Scientists are especially well qualified to expose unscientific arguments and should do so in every possible way and forum, including writing scientific and popular articles, agreeing to be interviewed by journalists, and serving on advisory panels at government agencies. Scientists with mainstream views have a particular obligation to debunk the claims of their few rogue colleagues, whose declarations that the sky is falling receive far too much attention.
Second, groups of scientists—professional associations, faculties, academies, and journal editorial boards—should do much more to point out the flaws in current and proposed policies. For example, scientific societies could include symposia on public policy in their conferences and offer to advise government bodies and the news media.
Third, reporters and their editors can do a great deal to explain policy issues related to science. But in the interest of “balance,” the news media often give equal weight to all of the views on an issue, even if some of them have been discredited. All viewpoints are not created equal, and not every issue has “two sides.” Journalists need to distinguish between honest disagreement among experts, on the one hand, and unsubstantiated extremism or propaganda, on the other. They also must be conscious of recombinant DNA technology’s place in the context of overall crop genetic improvement. When writing about the possible risks and benefits of gene-spliced herbicide-tolerant plants, for example, it is appropriate to note that herbicide-tolerant plants have been produced for decades with classical breeding techniques.
Fourth, biotechnology companies should eschew short-term advantage and actively oppose unscientific discriminatory regulations that set dangerous precedents. Companies that passively, sometimes eagerly, accept government oversight triggered simply by the use of recombinant DNA techniques, regardless of the risk of the product, ultimately will find themselves the victims of the law of unintended consequences.
Fifth, venture capitalists, consumer groups, patient groups, philanthropists, and others who help to bring scientific discoveries to the marketplace or who benefit from them need to increase their informational activities and advocacy for reform. Their actions could include educational campaigns and support for organizations such as professional associations and think tanks that advocate rational science-based public policy.
Finally, governments should no longer assume primary responsibility for regulation. Nongovernmental agencies already accredit hospitals, allocate organs for transplantation, and certify the quality of consumer products ranging from seeds to medical devices.
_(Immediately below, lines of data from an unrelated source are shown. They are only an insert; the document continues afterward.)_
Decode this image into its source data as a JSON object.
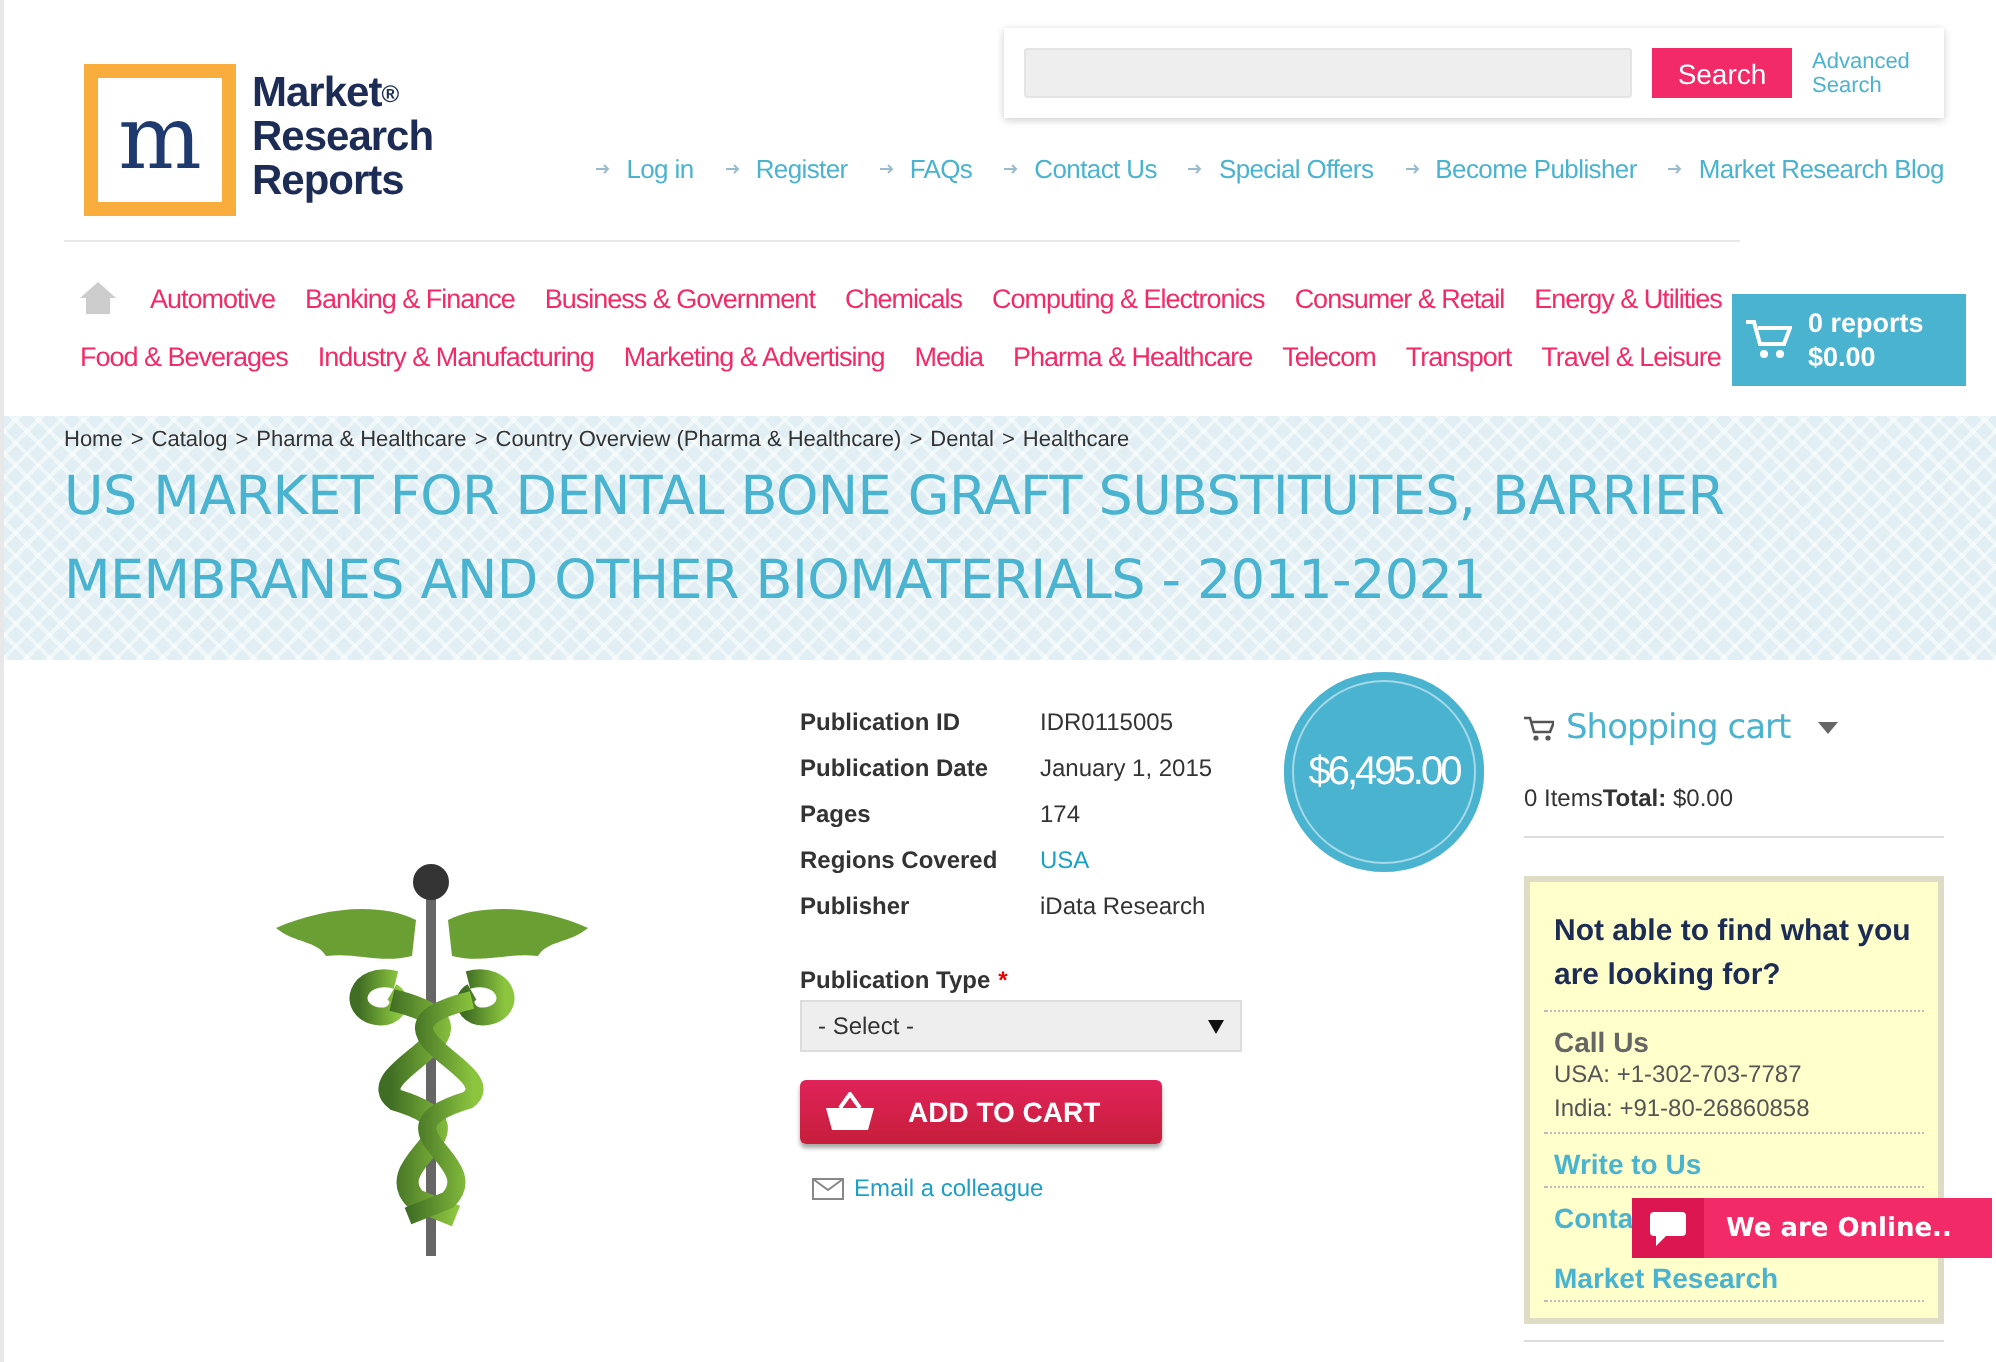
{
  "logo": {
    "mark": "m",
    "lines": [
      "Market",
      "Research",
      "Reports"
    ],
    "registered": "®"
  },
  "search": {
    "button": "Search",
    "advanced": "Advanced Search"
  },
  "top_links": [
    "Log in",
    "Register",
    "FAQs",
    "Contact Us",
    "Special Offers",
    "Become Publisher",
    "Market Research Blog"
  ],
  "categories": [
    [
      "Automotive",
      "Banking & Finance",
      "Business & Government",
      "Chemicals",
      "Computing & Electronics",
      "Consumer & Retail",
      "Energy & Utilities"
    ],
    [
      "Food & Beverages",
      "Industry & Manufacturing",
      "Marketing & Advertising",
      "Media",
      "Pharma & Healthcare",
      "Telecom",
      "Transport",
      "Travel & Leisure"
    ]
  ],
  "cart_badge": {
    "count": "0 reports",
    "total": "$0.00"
  },
  "breadcrumb": [
    "Home",
    "Catalog",
    "Pharma & Healthcare",
    "Country Overview (Pharma & Healthcare)",
    "Dental",
    "Healthcare"
  ],
  "breadcrumb_separator": ">",
  "title": "US MARKET FOR DENTAL BONE GRAFT SUBSTITUTES, BARRIER MEMBRANES AND OTHER BIOMATERIALS - 2011-2021",
  "details": [
    {
      "label": "Publication ID",
      "value": "IDR0115005",
      "kind": "text"
    },
    {
      "label": "Publication Date",
      "value": "January 1, 2015",
      "kind": "text"
    },
    {
      "label": "Pages",
      "value": "174",
      "kind": "text"
    },
    {
      "label": "Regions Covered",
      "value": "USA",
      "kind": "link"
    },
    {
      "label": "Publisher",
      "value": "iData Research",
      "kind": "text"
    }
  ],
  "price": "$6,495.00",
  "publication_type": {
    "label": "Publication Type",
    "required": "*",
    "value": "- Select -"
  },
  "add_to_cart": "ADD TO CART",
  "email_link": "Email a colleague",
  "shopping_cart": {
    "title": "Shopping cart",
    "summary": "0 Items**Total:** $0.00"
  },
  "help_box": {
    "heading": "Not able to find what you are looking for?",
    "call_title": "Call Us",
    "phones": [
      "USA: +1-302-703-7787",
      "India: +91-80-26860858"
    ],
    "write": "Write to Us",
    "contact_lines": [
      "Conta",
      "Market Research"
    ]
  },
  "chat": {
    "label": "We are Online.."
  }
}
Moreover, in order to avoid civil legal liability for damages real or alleged, the practitioners of agricultural biotechnology already face strong incentives to adhere to sound practices. Direct government oversight may be appropriate for products with high-risk characteristics, but government need not insinuate itself into every aspect of R&D with recombinant DNA-modified organisms.
The stunted growth of agricultural biotechnology worldwide stands as one of the great societal tragedies of the past quarter century. The nation and the world must find more rational and efficient ways to guarantee the public’s safety while encouraging new discoveries. Science shows the path, and society’s leaders must take us there.
Henry I. Miller (email@example.com) is a research fellow at Stanford University’s Hoover Institution. Gregory Conko is the director of food safety policy at the Competitive Enterprise Institute. This article is derived from their book The Frankenfood Myth: How Protest and Politics Threaten the Biotech Revolution (Praeger Publishers, 2004).